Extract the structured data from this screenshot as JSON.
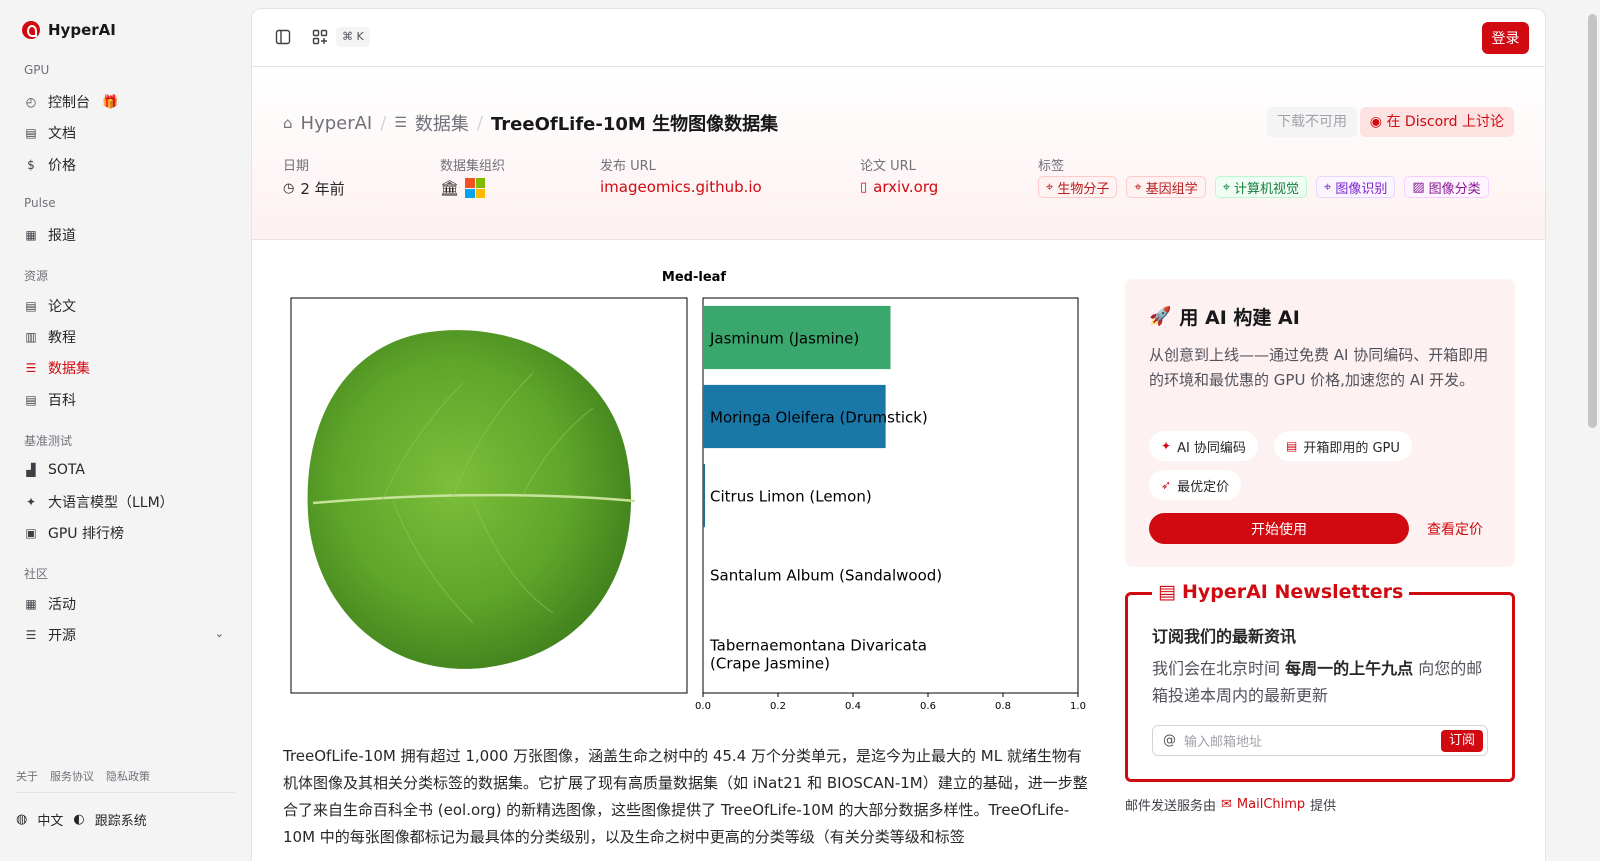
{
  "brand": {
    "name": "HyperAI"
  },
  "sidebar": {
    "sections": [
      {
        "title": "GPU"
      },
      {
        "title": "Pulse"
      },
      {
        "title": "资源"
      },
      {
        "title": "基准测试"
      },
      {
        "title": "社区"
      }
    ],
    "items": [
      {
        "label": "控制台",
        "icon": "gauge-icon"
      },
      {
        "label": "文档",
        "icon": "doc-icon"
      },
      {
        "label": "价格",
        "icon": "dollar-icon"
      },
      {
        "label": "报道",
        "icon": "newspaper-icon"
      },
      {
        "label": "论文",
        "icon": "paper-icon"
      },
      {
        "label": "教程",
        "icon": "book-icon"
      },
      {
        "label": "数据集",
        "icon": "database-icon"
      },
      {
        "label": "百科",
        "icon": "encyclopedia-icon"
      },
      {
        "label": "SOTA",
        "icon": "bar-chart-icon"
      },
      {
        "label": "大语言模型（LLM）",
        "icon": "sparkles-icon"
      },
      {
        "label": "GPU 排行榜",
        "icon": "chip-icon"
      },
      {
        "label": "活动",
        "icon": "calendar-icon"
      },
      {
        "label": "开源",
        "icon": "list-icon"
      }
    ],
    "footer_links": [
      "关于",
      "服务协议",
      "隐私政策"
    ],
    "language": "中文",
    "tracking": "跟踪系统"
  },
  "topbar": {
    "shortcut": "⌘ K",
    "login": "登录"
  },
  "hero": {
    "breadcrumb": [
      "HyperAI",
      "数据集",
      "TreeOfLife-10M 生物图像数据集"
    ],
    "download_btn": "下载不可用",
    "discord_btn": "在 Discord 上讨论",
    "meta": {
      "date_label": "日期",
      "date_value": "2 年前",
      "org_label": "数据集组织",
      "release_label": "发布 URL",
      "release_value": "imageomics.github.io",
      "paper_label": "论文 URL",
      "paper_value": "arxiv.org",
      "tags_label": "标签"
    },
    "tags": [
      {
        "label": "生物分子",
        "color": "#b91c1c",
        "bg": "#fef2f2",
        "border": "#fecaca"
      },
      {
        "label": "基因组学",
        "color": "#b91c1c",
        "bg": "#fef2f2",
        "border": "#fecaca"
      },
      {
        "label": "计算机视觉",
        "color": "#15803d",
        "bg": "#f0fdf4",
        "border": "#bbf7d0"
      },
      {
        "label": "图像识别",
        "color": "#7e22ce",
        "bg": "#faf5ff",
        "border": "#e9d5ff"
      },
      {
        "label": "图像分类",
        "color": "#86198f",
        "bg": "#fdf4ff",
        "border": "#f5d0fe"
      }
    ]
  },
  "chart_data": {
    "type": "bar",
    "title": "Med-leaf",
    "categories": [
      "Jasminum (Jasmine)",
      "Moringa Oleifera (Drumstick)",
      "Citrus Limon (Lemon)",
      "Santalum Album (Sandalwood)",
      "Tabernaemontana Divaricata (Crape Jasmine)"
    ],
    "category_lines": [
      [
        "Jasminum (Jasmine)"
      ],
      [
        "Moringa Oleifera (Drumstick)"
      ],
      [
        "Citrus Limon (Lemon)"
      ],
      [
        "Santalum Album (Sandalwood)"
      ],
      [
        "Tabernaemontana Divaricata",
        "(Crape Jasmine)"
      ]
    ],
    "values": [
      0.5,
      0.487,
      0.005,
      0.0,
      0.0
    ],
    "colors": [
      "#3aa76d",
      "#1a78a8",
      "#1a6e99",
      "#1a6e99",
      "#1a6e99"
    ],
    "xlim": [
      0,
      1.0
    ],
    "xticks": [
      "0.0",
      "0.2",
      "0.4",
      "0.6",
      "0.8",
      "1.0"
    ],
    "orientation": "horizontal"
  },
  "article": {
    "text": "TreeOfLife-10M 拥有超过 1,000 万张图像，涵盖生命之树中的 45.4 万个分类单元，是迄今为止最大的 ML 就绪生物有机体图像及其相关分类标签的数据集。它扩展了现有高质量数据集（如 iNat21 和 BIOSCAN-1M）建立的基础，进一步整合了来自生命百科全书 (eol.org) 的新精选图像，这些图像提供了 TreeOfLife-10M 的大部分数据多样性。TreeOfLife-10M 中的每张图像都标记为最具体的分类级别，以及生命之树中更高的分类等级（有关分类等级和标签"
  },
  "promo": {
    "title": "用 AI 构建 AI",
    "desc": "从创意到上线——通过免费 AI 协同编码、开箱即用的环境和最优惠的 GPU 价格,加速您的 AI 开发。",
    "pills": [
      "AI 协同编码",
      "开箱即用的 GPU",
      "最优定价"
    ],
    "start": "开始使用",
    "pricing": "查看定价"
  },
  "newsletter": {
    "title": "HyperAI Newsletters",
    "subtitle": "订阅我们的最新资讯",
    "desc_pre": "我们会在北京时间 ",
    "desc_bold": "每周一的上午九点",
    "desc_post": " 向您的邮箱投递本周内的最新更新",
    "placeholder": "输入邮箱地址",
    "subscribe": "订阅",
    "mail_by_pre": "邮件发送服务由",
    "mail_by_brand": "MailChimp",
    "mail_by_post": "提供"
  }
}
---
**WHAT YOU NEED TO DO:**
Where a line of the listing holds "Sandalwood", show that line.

**WRITTEN RESPONSE:**
      "Santalum Album (Sandalwood)",
        "Santalum Album (Sandalwood)"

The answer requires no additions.